It's an amazing group of people who made When A Stranger Calls: you have Donald Peterman, who would go onto lens so many amazing films as your director of photography, Carol Kane, Charles Durning, Colleen Dewhurst, and cult folks like Rutanya Alda. How was the process of pulling all those people together? It seems like you captured lightning in a bottle.
Well, here's the deal: the people who took us to Mel Simon, Barry Krost and Doug Chapin, they had a relationship with [him]. And, additionally, Krost and Chapin were talent managers, and one of their clients was Carol Kane, so they sort of insisted. “We need to remake this. Forget this business with this girl we've never heard of before. We'll get Carol Kane to do it”.
I knew Carol Kane was a wonderful actress, but she would not have been my first choice, because we were looking for someone who was just like, an average babysitter, and Carol Kane is not average anything, talented as she is. But, it worked out. Then, Barry Krost knew that Mel Simon was a big fan of Charles Durning, and so we approached Durning and before he would commit to anything, he wanted to know “Who is this guy Fred Walton? He's never directed anything”, so he had to see the short, and so we showed him the short, and he said “Oh, this is pretty good. I'll be a part of this”.
Then he asked, “Have you filled any of the other roles?” We told him that we had Carol Kane, and he asked “What about this woman in the middle part? How about Colleen Dewhurst for it?” Colleen Dewhurst, at the time - and even now - was principally known as a Broadway actress who didn't do movies, and we thought people would look at this as a low-budget, cheesy thing, and she's not going to want to be involved, and Charlie said “Well, I know her, and I've worked with her, and I happen to know she needs to make some money right now” and so we talked to her, and we ended up with Colleen Dewhurst.

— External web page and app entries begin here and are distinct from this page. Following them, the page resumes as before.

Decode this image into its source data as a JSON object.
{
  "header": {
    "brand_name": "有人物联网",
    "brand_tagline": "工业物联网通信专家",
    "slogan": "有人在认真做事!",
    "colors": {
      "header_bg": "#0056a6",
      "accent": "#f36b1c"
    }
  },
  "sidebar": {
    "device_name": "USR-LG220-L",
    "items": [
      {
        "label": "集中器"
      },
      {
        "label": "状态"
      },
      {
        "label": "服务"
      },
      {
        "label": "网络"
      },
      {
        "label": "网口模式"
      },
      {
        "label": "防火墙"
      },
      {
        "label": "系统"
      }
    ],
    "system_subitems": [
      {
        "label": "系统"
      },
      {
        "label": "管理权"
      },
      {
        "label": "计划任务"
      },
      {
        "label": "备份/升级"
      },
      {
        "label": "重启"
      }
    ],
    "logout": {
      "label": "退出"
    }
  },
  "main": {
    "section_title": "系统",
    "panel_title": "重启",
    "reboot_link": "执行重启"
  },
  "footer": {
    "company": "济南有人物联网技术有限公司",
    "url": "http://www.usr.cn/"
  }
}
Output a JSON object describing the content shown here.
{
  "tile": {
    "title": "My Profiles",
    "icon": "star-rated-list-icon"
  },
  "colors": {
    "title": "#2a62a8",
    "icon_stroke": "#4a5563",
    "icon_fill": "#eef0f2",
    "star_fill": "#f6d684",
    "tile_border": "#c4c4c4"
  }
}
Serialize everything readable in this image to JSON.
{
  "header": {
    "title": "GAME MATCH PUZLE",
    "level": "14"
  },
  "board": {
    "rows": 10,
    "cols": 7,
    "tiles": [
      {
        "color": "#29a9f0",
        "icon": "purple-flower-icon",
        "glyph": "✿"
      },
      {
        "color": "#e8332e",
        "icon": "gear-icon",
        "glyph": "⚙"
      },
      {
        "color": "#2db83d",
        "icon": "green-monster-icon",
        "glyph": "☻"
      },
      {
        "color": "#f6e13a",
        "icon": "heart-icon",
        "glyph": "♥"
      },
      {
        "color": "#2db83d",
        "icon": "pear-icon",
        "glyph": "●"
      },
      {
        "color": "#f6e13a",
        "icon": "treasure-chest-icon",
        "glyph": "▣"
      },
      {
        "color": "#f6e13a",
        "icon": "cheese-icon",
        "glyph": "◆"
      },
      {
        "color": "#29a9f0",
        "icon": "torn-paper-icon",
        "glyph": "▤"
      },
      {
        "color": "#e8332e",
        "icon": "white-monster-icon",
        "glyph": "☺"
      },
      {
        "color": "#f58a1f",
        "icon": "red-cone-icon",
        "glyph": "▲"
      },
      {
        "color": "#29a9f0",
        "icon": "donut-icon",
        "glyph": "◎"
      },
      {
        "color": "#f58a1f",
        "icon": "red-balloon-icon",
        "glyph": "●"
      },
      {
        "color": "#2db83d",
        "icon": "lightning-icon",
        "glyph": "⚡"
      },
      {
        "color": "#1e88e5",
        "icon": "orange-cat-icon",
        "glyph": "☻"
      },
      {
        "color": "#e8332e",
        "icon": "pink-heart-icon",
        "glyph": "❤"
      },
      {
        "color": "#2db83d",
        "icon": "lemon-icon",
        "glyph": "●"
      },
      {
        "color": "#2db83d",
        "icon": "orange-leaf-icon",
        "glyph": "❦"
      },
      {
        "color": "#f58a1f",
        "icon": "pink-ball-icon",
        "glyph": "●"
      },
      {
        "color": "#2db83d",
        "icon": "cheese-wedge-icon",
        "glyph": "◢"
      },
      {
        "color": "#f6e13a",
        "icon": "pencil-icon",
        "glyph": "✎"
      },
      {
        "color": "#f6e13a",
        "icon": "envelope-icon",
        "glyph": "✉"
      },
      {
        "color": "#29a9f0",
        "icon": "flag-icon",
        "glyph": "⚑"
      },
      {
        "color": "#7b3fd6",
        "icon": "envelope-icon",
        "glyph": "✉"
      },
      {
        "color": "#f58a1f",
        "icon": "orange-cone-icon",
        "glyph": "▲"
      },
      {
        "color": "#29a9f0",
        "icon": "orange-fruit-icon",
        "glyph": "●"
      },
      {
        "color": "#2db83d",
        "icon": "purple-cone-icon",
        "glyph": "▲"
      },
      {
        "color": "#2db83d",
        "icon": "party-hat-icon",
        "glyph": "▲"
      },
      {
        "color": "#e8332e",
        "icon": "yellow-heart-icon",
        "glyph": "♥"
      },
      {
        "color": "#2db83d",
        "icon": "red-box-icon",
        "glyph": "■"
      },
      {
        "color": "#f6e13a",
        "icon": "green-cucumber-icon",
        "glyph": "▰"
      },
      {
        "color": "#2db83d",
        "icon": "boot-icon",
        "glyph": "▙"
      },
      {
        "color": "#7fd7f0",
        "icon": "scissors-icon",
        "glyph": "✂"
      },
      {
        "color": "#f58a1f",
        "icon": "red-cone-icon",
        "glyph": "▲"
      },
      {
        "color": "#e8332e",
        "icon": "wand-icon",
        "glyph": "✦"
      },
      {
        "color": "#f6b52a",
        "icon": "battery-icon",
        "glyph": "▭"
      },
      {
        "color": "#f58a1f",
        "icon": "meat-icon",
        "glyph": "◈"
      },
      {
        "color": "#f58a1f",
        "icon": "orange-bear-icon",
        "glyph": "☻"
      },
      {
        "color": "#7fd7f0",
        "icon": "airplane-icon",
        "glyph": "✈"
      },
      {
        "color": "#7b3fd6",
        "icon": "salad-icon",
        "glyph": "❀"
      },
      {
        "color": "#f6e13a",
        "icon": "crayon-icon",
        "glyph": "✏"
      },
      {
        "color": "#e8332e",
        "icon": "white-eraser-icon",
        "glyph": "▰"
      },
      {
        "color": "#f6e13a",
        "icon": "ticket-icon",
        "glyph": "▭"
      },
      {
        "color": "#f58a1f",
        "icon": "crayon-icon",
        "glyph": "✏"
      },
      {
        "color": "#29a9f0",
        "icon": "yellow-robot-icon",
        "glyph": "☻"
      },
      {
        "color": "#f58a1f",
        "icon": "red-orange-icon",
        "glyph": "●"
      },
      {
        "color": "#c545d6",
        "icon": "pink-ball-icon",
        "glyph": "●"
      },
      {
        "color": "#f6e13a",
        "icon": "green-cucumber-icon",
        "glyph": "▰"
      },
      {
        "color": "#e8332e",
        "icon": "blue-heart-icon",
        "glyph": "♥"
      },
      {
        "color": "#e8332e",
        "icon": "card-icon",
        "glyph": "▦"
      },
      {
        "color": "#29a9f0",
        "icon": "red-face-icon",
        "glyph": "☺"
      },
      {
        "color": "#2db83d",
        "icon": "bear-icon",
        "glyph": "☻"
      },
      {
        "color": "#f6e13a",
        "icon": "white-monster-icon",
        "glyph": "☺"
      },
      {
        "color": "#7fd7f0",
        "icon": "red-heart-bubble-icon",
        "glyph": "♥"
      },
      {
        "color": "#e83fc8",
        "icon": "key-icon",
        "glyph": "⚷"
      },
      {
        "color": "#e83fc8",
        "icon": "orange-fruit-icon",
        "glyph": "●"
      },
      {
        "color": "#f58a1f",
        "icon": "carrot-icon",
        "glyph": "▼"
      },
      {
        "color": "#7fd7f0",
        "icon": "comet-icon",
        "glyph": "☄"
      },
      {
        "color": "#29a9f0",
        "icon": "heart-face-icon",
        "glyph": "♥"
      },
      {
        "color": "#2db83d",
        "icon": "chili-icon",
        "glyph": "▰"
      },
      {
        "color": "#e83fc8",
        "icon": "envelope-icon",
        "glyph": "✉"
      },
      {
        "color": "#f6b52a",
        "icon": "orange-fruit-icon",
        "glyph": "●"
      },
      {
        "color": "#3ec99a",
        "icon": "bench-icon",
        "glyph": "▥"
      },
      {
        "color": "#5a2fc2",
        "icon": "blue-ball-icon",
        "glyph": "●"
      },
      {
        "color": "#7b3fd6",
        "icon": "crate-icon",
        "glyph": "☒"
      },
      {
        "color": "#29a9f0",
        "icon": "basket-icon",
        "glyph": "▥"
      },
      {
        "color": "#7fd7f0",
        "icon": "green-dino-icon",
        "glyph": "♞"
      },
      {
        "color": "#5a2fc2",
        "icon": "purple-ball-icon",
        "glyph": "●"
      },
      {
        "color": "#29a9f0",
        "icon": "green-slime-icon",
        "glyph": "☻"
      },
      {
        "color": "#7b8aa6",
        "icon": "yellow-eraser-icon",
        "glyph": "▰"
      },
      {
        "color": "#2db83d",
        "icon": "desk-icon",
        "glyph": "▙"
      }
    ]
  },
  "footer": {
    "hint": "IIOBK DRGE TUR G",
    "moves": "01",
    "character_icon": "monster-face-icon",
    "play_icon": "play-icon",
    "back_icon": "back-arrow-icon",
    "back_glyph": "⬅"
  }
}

Charlie also said “Are you casting any black actors in this?” because he was very much involved in wanting to helping black actors or technicians to have a shot at making it in Hollywood, so that's how we ended up with Ron O'Neal - Superfly! - as a cop. Tony Beckley came to us because he was a close personal friend of Barry Krost - a “look at his work” kind of thing - and he was real insistent about it, so he got hold of some film he had done, and we looked at it, and that's how that happened.
Were you always interested in thrillers or scary movies, or was it just something you happened into after the success of When A Stranger Calls?
Happened into it. Happened into it. I have no particular love or affinity for scary movies. In fact, as a child, growing up, my parents wouldn't let me go see scary movies. Psycho came out, and all my friends went, and I couldn't go see it. But, when Steve Feke first told me this idea he claimed he had read about in a newspaper article n the LA Times back in 1972 as having taken place in Brentwood - an affluent suburb of Los Angeles - about this babysitter getting these phone calls, I just thought, “Wow, that's incredible. Steve, we gotta make this”.
But, as I say, I never had an affinity for scary movies, and we made Stranger simply because I was trying to get a career going, and we came across this idea that happened to be scary that seemed - to me - to be wildly commercial, and couldn't lose. After it came out, and was the success that it was, immediately I got pigeonholed and people wanted me to do another scary movie. I was resistant, but wasn't able to convince anyone interested in the stories that I wanted to do, so eventually I had to make money and I was lucky enough at that time for April Fool's Day to come along and other things.
When A Stranger Calls / When A Stranger Calls Back is out on Blu-ray on December 17th from Second Sight.